Records drawn from a dataset:
╭──
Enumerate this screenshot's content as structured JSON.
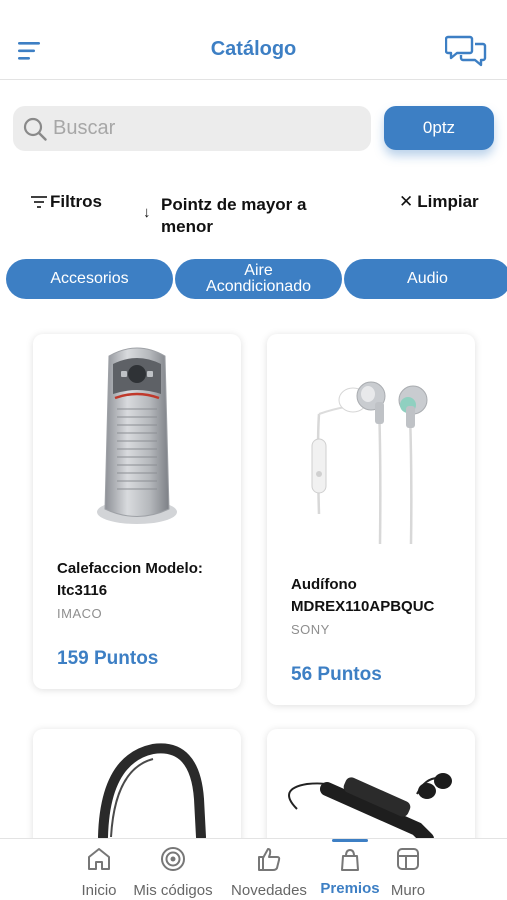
{
  "header": {
    "title": "Catálogo"
  },
  "search": {
    "placeholder": "Buscar",
    "value": "",
    "points_button": "0ptz"
  },
  "toolbar": {
    "filters_label": "Filtros",
    "sort_label": "Pointz de mayor a menor",
    "clear_label": "Limpiar"
  },
  "categories": [
    "Accesorios",
    "Aire Acondicionado",
    "Audio"
  ],
  "products": [
    {
      "name": "Calefaccion Modelo: Itc3116",
      "brand": "IMACO",
      "points": "159 Puntos"
    },
    {
      "name": "Audífono MDREX110APBQUC",
      "brand": "SONY",
      "points": "56 Puntos"
    }
  ],
  "nav": {
    "items": [
      {
        "label": "Inicio",
        "icon": "home-icon"
      },
      {
        "label": "Mis códigos",
        "icon": "target-icon"
      },
      {
        "label": "Novedades",
        "icon": "thumbs-up-icon"
      },
      {
        "label": "Premios",
        "icon": "bag-icon"
      },
      {
        "label": "Muro",
        "icon": "layout-icon"
      }
    ],
    "active": "Premios"
  },
  "colors": {
    "accent": "#3d7fc4",
    "search_bg": "#ececec",
    "muted": "#8e8e8e"
  }
}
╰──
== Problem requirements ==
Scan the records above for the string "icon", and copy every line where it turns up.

== Response to the task ==
        "icon": "home-icon"
        "icon": "target-icon"
        "icon": "thumbs-up-icon"
        "icon": "bag-icon"
        "icon": "layout-icon"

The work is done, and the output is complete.